"Walmart in the last two years enjoyed a very unique position, which was a reflection of their unique marketing objectives at the time," said Dan Lovinger, exec VP-entertainment advertising sales, NBC Universal. Mr. Lovinger went on to say that while he couldn't speak for the retailer, Walmart simply "was not predisposed to do the same thing" in this year's show.

According to iSpot.tv estimates, Walmart since the year began has spent $290.2 million on national TV inventory, whereas Reddi-Wip's investment in the same 11-month period is around $6.07 million. Again, it's worth noting that this fall marked the introduction of Reddi-Wip's first new TV push in three years. The fourth spot in the "Share the Joy" campaign, the Santa-themed "I Am Not Your Dad," debuted Nov. 2, during ABC's broadcast of the 49th Annual CMA Awards, and has aired 266 times as of Nov. 29, for an overall TV spend of a little over $866,000. By way of contrast, Walmart has spent roughly $21 million more on TV as of Thanksgiving.

While Mr. Lovinger declined to disclose how NBC had priced its "Wiz" inventory, he acknowledged that a strong scatter market and an ever-increasing demand for live event programming were instrumental in driving up ad rates.
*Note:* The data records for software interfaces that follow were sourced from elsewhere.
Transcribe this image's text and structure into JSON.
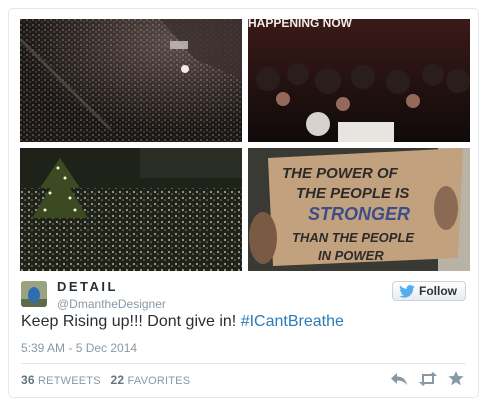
{
  "images": [
    {
      "name": "aerial-night-crowd"
    },
    {
      "name": "protest-crowd-street"
    },
    {
      "name": "crowd-at-christmas-tree"
    },
    {
      "name": "protest-sign"
    }
  ],
  "sign_text": [
    "THE POWER OF",
    "THE PEOPLE IS",
    "STRONGER",
    "THAN THE PEOPLE",
    "IN POWER"
  ],
  "top_banner_partial": "HAPPENING NOW",
  "user": {
    "name": "DETAIL",
    "handle": "@DmantheDesigner"
  },
  "follow_label": "Follow",
  "tweet": {
    "text_plain": "Keep Rising up!!! Dont give in! ",
    "hashtag": "#ICantBreathe",
    "timestamp": "5:39 AM - 5 Dec 2014"
  },
  "stats": {
    "retweets_count": "36",
    "retweets_label": "RETWEETS",
    "favorites_count": "22",
    "favorites_label": "FAVORITES"
  },
  "icons": {
    "follow": "twitter-bird-icon",
    "reply": "reply-icon",
    "retweet": "retweet-icon",
    "favorite": "star-icon"
  },
  "colors": {
    "hashtag": "#2b7bb9",
    "muted": "#8899a6",
    "twitter_blue": "#55acee"
  }
}
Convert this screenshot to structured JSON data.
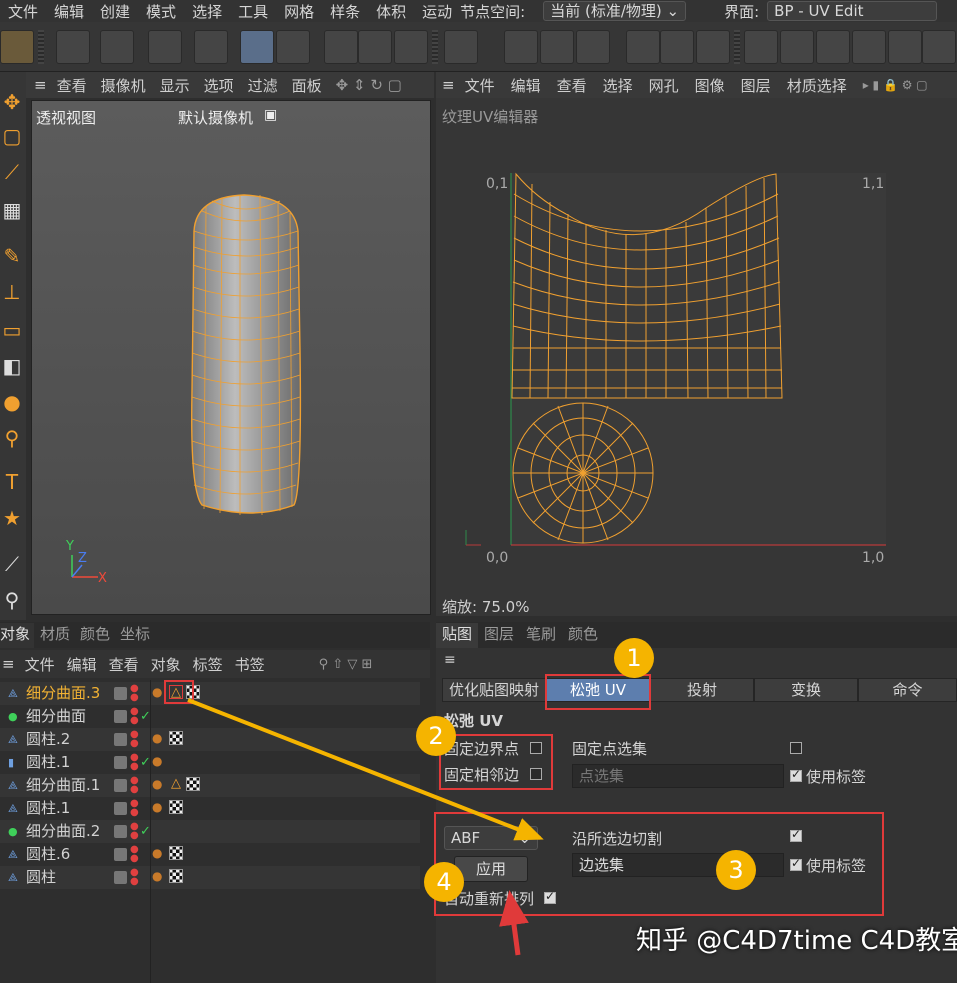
{
  "menubar": {
    "items": [
      "文件",
      "编辑",
      "创建",
      "模式",
      "选择",
      "工具",
      "网格",
      "样条",
      "体积",
      "运动"
    ],
    "node_space_label": "节点空间:",
    "node_space_value": "当前 (标准/物理)",
    "layout_label": "界面:",
    "layout_value": "BP - UV Edit"
  },
  "viewport": {
    "menu": [
      "查看",
      "摄像机",
      "显示",
      "选项",
      "过滤",
      "面板"
    ],
    "view_name": "透视视图",
    "camera_name": "默认摄像机",
    "axis_x": "X",
    "axis_y": "Y",
    "axis_z": "Z"
  },
  "uv_editor": {
    "menu": [
      "文件",
      "编辑",
      "查看",
      "选择",
      "网孔",
      "图像",
      "图层",
      "材质选择"
    ],
    "title": "纹理UV编辑器",
    "corner_tl": "0,1",
    "corner_tr": "1,1",
    "corner_bl": "0,0",
    "corner_br": "1,0",
    "zoom_label": "缩放: 75.0%"
  },
  "objects": {
    "tabs": [
      "对象",
      "材质",
      "颜色",
      "坐标"
    ],
    "menu": [
      "文件",
      "编辑",
      "查看",
      "对象",
      "标签",
      "书签"
    ],
    "rows": [
      {
        "name": "细分曲面.3",
        "selected": true
      },
      {
        "name": "细分曲面",
        "selected": false
      },
      {
        "name": "圆柱.2",
        "selected": false
      },
      {
        "name": "圆柱.1",
        "selected": false
      },
      {
        "name": "细分曲面.1",
        "selected": false
      },
      {
        "name": "圆柱.1",
        "selected": false
      },
      {
        "name": "细分曲面.2",
        "selected": false
      },
      {
        "name": "圆柱.6",
        "selected": false
      },
      {
        "name": "圆柱",
        "selected": false
      }
    ]
  },
  "attributes": {
    "tabs": [
      "贴图",
      "图层",
      "笔刷",
      "颜色"
    ],
    "subtabs": [
      "优化贴图映射",
      "松弛 UV",
      "投射",
      "变换",
      "命令"
    ],
    "section_title": "松弛 UV",
    "pin_border": "固定边界点",
    "pin_neighbors": "固定相邻边",
    "pin_point_sel": "固定点选集",
    "point_sel_placeholder": "点选集",
    "use_tags_1": "使用标签",
    "method": "ABF",
    "cut_along_edges": "沿所选边切割",
    "edge_sel_value": "边选集",
    "use_tags_2": "使用标签",
    "apply": "应用",
    "auto_realign": "自动重新排列"
  },
  "badges": [
    "1",
    "2",
    "3",
    "4"
  ],
  "watermark": "知乎 @C4D7time C4D教室",
  "colors": {
    "accent": "#f0a030",
    "highlight": "#5d7eae",
    "annotation_red": "#e03a3a",
    "annotation_yellow": "#f5b400"
  }
}
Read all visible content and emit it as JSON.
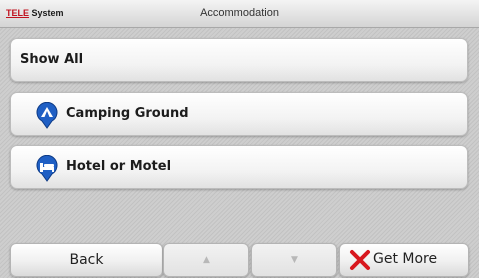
{
  "header": {
    "logo_tele": "TELE",
    "logo_system": " System",
    "title": "Accommodation"
  },
  "list": {
    "items": [
      {
        "label": "Show All",
        "icon": null
      },
      {
        "label": "Camping Ground",
        "icon": "camping-pin-icon"
      },
      {
        "label": "Hotel or Motel",
        "icon": "hotel-pin-icon"
      }
    ]
  },
  "toolbar": {
    "back_label": "Back",
    "up_label": "▲",
    "down_label": "▼",
    "getmore_label": "Get More",
    "getmore_icon": "red-x-icon"
  },
  "colors": {
    "pin_blue": "#1f5fc4",
    "x_red": "#d8171e",
    "logo_red": "#c1121f"
  }
}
One returning buyer confirmed that "Wiz" ad prices were up "in the double digits, on a percentile basis" versus the year-ago "Peter Pan" rates.

Movie studios, telco and gadgets once again will be well represented in this year's broadcast, which bows Thursday at 8 p.m. EST. And as Walmart no longer enjoys category exclusivity, look for other retailers to jump into the mix.

Mr. Lovinger was quick to tip his cap to NBC Entertainment Chairman Bob Greenblatt for his role in returning live musical spectacles to prime-time TV. "He's one of the most innovative programmers in the business, and this is going to be an enormous show," he said. "He's captured the interest of the entire industry -- we came out of the upfront about as well sold out as we were with 'Peter Pan.'" (This despite the fact that it took NBC two more months to confirm "The Wiz" as its next adaptation than it did to firm up plans for "Peter Pan.")

Executive produced by Craig Zadan and Neil Meron ("The Sound of Music Live!," "Peter Pan Live!," "Chicago"), "The Wiz" stars Queen Latifah, Mary J. Blige, David Alan Grier, Stephanie Mills, Common and newcomer Shanice Williams as Dorothy.

The live show faces relatively little in the way of competition, as much of Thursday night's broadcast schedule will be comprised of repeats and holiday fare. The lone big-reach vehicle opposite "The Wiz" is CBS's final installment of "Thursday Night Football," which features an NFC North showdown between Green Bay and Detroit.

Among Reddi-Wip's ConAgra sibling brands is Peter Pan peanut butter. As it so happens, Peter Pan did not advertise in last year's NBC musical.